For instance, during the real estate boom of the early 2000s, amenities like free continental breakfast and in-house pet spas were not uncommon; even in more modestly appointed condos, pools and gyms are often part of the package marketed to buyers. In a post-recession economy, however, some HOAs are asking themselves whether or not the popularity of deluxe amenities justifies their expense. After all, some buildings are faced with amenities that are costing money but not getting frequent use. Scaling back—or even eliminating some services or amenities—can save money, no doubt, but it's a tricky process…one that may have legal ramifications, too.
From Boom to Bust
Once upon a time—and not very long ago—condos did not offer amenities, unless those include elevators, functional heat, and opening windows. When, say, Al Capone was shopping for a new place to call home, living spaces were fairly basic. Though, with each successive economic boom, buildings offered a little more in the way of amenities. After the go-go ‘80s and the subsequent dot-com explosion, amenities became a way for smart developers to make their building more special…then every building had to have a weight room, pool, and staff masseuse. With the collapse of Lehman Brothers in 2008 and the ensuing economic recession, however, the pendulum began to swing in the other direction, and HOAs began to ask if all these bells and whistles were really necessary—because they certainly aren’t free.
“Developers, generally, put in play all these wonderful little amenities, and while the developer is there, they’re kind of offsetting the cost of those things, because they don’t want to sacrifice sales velocity,” says Kim Merrigan, CMCA, AMS, PCAM, and president of McGill Management, based in Arlington Heights. “Then, a board of directors comes along and takes over that community association, and they see all these amenities that really aren’t being funded properly, and they have to increase assessments to do that.”

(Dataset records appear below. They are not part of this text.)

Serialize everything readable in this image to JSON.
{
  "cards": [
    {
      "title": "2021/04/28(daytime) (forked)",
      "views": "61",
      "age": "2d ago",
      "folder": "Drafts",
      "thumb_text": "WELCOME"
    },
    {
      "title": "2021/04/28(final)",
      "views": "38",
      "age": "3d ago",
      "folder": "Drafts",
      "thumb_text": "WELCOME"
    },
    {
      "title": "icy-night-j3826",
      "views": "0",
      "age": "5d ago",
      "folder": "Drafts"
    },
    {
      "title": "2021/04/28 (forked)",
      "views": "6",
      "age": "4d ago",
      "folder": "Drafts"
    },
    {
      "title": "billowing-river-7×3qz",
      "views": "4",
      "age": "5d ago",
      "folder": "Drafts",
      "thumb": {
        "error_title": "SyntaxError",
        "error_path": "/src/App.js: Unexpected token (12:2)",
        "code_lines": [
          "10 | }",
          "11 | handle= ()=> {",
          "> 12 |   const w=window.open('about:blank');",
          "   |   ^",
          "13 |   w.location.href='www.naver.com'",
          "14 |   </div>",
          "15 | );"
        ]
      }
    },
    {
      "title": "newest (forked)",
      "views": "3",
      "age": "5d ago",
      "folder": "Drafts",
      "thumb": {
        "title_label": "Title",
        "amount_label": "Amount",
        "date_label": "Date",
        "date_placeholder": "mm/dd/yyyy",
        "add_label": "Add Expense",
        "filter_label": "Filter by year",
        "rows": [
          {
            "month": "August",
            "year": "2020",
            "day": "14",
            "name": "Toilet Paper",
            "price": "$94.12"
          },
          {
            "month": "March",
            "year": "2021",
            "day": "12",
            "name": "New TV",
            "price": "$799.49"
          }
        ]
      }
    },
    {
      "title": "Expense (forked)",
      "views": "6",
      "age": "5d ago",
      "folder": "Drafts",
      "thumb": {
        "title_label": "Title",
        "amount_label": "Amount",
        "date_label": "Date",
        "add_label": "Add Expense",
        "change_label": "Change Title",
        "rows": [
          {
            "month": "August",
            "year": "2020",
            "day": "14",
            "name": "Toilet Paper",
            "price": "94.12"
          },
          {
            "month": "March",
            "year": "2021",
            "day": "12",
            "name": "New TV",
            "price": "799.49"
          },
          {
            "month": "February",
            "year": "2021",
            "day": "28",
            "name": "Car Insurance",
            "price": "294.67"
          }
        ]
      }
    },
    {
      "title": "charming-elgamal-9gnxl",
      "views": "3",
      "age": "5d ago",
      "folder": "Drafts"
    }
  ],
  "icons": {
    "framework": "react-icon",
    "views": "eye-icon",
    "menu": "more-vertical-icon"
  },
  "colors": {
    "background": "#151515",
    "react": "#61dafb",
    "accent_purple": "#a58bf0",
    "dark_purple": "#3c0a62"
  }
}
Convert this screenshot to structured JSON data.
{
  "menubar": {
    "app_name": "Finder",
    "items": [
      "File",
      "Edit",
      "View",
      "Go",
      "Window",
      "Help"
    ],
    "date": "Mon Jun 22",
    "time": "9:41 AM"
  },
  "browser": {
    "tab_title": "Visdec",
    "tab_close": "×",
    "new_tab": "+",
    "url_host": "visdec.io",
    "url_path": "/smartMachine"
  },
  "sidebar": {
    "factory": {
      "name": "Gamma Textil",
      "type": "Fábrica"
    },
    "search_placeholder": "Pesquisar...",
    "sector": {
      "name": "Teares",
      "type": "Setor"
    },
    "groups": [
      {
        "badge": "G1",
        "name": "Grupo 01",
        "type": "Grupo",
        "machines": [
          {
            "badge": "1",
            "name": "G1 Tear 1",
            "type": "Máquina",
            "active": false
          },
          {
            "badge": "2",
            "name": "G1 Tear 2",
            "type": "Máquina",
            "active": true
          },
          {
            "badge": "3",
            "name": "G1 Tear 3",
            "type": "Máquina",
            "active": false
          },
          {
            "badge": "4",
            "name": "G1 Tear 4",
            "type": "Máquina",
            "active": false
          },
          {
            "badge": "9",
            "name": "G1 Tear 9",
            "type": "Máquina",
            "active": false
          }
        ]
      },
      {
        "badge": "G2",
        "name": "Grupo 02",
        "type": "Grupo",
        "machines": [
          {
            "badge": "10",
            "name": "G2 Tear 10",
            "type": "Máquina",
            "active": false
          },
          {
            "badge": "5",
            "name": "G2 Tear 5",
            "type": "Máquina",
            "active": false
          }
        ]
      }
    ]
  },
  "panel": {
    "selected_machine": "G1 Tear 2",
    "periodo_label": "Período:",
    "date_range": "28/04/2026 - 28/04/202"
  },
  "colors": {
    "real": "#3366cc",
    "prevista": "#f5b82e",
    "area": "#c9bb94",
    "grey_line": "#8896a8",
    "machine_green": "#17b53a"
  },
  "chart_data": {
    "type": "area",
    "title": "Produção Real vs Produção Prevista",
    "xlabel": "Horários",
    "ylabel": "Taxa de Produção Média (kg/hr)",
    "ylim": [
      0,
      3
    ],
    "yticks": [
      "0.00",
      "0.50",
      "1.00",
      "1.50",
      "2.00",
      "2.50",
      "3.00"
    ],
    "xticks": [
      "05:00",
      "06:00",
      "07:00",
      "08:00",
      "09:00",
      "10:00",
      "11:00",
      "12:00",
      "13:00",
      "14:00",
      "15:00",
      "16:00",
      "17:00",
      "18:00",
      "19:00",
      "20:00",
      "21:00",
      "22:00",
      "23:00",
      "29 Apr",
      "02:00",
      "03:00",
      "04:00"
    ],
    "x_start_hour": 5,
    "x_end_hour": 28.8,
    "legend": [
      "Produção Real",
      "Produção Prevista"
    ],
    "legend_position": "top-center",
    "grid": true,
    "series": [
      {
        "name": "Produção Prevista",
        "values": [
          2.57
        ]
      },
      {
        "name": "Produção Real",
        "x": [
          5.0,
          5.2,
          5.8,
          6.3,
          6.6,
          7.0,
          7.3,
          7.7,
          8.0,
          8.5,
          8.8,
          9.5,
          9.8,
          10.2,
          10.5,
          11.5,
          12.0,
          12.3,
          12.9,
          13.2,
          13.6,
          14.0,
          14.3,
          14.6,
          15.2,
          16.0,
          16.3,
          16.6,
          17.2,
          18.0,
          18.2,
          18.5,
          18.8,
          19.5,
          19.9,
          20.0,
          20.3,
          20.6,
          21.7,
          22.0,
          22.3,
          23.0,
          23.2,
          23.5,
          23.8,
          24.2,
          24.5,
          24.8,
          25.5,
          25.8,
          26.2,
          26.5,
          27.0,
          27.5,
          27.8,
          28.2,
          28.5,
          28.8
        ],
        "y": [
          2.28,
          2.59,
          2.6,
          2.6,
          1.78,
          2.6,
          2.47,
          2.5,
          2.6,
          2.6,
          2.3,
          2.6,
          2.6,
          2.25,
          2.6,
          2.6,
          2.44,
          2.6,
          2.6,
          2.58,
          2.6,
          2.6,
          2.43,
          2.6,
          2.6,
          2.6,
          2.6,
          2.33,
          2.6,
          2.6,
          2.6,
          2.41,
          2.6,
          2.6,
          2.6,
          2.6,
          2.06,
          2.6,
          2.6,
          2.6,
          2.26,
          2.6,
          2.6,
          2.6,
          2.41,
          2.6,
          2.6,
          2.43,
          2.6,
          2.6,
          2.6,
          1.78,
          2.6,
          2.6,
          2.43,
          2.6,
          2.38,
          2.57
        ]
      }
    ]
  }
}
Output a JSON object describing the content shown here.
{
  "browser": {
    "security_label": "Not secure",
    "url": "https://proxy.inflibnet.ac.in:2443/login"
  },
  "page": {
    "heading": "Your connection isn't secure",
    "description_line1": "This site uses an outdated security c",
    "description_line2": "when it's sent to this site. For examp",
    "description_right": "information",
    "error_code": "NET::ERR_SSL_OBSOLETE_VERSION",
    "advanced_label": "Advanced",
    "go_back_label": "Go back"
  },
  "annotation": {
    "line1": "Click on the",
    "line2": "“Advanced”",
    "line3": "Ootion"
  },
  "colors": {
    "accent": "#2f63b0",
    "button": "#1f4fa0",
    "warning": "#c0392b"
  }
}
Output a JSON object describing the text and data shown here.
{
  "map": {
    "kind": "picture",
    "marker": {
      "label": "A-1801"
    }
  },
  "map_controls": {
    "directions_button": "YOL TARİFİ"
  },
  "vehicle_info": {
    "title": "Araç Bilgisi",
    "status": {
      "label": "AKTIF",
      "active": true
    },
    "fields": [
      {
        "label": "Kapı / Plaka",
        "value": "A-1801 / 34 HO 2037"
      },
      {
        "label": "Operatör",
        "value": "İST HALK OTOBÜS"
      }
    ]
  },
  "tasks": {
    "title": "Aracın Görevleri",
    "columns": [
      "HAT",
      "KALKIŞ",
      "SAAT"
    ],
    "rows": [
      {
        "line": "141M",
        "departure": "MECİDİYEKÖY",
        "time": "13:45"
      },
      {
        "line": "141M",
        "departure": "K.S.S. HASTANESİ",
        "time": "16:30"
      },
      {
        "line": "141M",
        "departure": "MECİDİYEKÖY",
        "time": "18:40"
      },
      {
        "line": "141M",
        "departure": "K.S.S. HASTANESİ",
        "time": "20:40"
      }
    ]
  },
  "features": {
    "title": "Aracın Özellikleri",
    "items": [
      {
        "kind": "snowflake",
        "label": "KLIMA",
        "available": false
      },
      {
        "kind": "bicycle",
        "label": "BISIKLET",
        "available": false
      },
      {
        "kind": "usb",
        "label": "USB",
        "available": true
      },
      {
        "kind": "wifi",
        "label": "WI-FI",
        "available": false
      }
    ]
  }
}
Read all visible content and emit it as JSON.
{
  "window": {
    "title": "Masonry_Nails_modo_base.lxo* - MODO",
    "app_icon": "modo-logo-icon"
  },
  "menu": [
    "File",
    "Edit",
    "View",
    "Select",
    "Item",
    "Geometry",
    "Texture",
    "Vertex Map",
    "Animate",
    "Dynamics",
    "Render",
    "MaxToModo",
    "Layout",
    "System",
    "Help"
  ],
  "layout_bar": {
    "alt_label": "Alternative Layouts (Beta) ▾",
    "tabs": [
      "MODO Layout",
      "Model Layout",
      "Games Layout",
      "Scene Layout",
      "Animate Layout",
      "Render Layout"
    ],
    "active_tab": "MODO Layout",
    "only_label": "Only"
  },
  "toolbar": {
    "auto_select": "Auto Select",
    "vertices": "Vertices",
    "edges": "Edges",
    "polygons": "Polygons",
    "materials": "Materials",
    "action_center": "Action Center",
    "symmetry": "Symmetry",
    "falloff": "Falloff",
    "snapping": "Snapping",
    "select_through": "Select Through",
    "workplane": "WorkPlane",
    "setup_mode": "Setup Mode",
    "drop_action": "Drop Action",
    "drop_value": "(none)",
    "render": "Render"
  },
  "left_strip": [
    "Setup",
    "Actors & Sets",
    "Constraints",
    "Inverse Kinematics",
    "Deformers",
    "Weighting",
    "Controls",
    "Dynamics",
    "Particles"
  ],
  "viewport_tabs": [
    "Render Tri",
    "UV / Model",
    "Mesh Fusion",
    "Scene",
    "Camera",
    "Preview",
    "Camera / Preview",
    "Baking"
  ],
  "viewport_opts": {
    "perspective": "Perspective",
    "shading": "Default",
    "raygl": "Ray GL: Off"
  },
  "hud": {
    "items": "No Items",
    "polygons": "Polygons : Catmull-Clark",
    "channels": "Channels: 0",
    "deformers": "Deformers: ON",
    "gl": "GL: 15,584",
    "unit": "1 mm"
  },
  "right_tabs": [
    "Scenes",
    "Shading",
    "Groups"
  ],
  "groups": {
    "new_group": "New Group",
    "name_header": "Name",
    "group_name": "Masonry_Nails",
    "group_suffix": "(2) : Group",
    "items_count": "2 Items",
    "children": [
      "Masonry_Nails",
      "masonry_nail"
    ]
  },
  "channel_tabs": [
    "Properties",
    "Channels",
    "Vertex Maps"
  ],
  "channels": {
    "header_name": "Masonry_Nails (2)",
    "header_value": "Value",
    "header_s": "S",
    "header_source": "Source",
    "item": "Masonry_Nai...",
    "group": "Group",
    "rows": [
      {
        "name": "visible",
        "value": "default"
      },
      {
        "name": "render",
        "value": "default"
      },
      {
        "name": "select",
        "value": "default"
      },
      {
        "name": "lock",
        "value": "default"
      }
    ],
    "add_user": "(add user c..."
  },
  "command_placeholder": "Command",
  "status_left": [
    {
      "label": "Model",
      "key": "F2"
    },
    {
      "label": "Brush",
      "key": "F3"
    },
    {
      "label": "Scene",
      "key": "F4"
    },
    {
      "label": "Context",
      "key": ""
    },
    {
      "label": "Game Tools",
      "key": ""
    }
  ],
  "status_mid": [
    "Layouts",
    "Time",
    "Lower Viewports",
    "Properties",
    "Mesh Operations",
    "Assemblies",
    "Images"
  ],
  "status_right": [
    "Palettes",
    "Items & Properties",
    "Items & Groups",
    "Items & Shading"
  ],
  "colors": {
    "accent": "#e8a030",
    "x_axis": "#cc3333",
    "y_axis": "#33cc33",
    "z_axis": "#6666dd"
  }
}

Politically, federal entitlement programs are difficult to take away once people become accustomed to them…even one they don’t use much. The tennis court may just sit there gathering dust, but to convert it into something more usable, like a parking lot? You might as well amputate a limb. “They’re feel-good things,” Merrigan says. “Once they’re sold on them and once they get used to them, it’s really hard to remove them from the mix.” Not impossible, though…especially with certain types of amenities.